▶ Task prompt: The expected output is every entry below, exact in every character.

** Material for this exercise follows **

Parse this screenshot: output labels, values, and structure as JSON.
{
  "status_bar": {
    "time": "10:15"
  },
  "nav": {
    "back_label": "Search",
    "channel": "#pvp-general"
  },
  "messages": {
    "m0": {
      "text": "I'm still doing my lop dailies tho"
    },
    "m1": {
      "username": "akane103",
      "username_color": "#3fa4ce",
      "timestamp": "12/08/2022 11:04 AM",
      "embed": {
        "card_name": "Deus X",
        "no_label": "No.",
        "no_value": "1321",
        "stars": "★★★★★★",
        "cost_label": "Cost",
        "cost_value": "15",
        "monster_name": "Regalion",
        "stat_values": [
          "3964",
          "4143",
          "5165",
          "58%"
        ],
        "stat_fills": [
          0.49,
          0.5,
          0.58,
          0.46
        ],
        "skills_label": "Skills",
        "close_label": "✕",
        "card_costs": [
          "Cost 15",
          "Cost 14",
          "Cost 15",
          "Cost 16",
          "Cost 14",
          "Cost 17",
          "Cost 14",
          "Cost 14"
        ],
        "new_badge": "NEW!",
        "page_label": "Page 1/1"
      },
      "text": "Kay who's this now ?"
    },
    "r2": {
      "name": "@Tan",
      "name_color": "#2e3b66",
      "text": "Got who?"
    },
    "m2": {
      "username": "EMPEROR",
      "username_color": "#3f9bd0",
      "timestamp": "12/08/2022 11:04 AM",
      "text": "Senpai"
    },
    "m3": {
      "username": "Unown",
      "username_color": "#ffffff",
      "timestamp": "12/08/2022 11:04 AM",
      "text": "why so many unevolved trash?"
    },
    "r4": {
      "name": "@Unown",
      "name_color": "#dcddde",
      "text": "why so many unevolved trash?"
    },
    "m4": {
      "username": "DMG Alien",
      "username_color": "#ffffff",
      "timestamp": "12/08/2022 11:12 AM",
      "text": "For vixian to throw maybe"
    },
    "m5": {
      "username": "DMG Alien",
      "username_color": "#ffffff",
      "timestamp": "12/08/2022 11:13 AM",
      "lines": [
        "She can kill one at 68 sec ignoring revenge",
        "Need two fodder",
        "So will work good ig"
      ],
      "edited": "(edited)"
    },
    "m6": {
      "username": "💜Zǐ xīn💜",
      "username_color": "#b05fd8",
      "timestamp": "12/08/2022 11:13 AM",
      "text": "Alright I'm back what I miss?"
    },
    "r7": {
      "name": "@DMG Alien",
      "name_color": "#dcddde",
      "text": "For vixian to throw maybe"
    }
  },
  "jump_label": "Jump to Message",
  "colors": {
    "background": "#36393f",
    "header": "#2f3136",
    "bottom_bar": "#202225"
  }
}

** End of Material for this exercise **

▶ Solution to this exercise:
Parse this screenshot: output labels, values, and structure as JSON.
{
  "status_bar": {
    "time": "10:15"
  },
  "nav": {
    "back_label": "Search",
    "channel": "#pvp-general"
  },
  "messages": {
    "m0": {
      "text": "I'm still doing my lop dailies tho"
    },
    "m1": {
      "username": "akane103",
      "username_color": "#3fa4ce",
      "timestamp": "12/08/2022 11:04 AM",
      "embed": {
        "card_name": "Deus X",
        "no_label": "No.",
        "no_value": "1321",
        "stars": "★★★★★★",
        "cost_label": "Cost",
        "cost_value": "15",
        "monster_name": "Regalion",
        "stat_values": [
          "3964",
          "4143",
          "5165",
          "58%"
        ],
        "stat_fills": [
          0.49,
          0.5,
          0.58,
          0.46
        ],
        "skills_label": "Skills",
        "close_label": "✕",
        "card_costs": [
          "Cost 15",
          "Cost 14",
          "Cost 15",
          "Cost 16",
          "Cost 14",
          "Cost 17",
          "Cost 14",
          "Cost 14"
        ],
        "new_badge": "NEW!",
        "page_label": "Page 1/1"
      },
      "text": "Kay who's this now ?"
    },
    "r2": {
      "name": "@Tan",
      "name_color": "#2e3b66",
      "text": "Got who?"
    },
    "m2": {
      "username": "EMPEROR",
      "username_color": "#3f9bd0",
      "timestamp": "12/08/2022 11:04 AM",
      "text": "Senpai"
    },
    "m3": {
      "username": "Unown",
      "username_color": "#ffffff",
      "timestamp": "12/08/2022 11:04 AM",
      "text": "why so many unevolved trash?"
    },
    "r4": {
      "name": "@Unown",
      "name_color": "#dcddde",
      "text": "why so many unevolved trash?"
    },
    "m4": {
      "username": "DMG Alien",
      "username_color": "#ffffff",
      "timestamp": "12/08/2022 11:12 AM",
      "text": "For vixian to throw maybe"
    },
    "m5": {
      "username": "DMG Alien",
      "username_color": "#ffffff",
      "timestamp": "12/08/2022 11:13 AM",
      "lines": [
        "She can kill one at 68 sec ignoring revenge",
        "Need two fodder",
        "So will work good ig"
      ],
      "edited": "(edited)"
    },
    "m6": {
      "username": "💜Zǐ xīn💜",
      "username_color": "#b05fd8",
      "timestamp": "12/08/2022 11:13 AM",
      "text": "Alright I'm back what I miss?"
    },
    "r7": {
      "name": "@DMG Alien",
      "name_color": "#dcddde",
      "text": "For vixian to throw maybe"
    }
  },
  "jump_label": "Jump to Message",
  "colors": {
    "background": "#36393f",
    "header": "#2f3136",
    "bottom_bar": "#202225"
  }
}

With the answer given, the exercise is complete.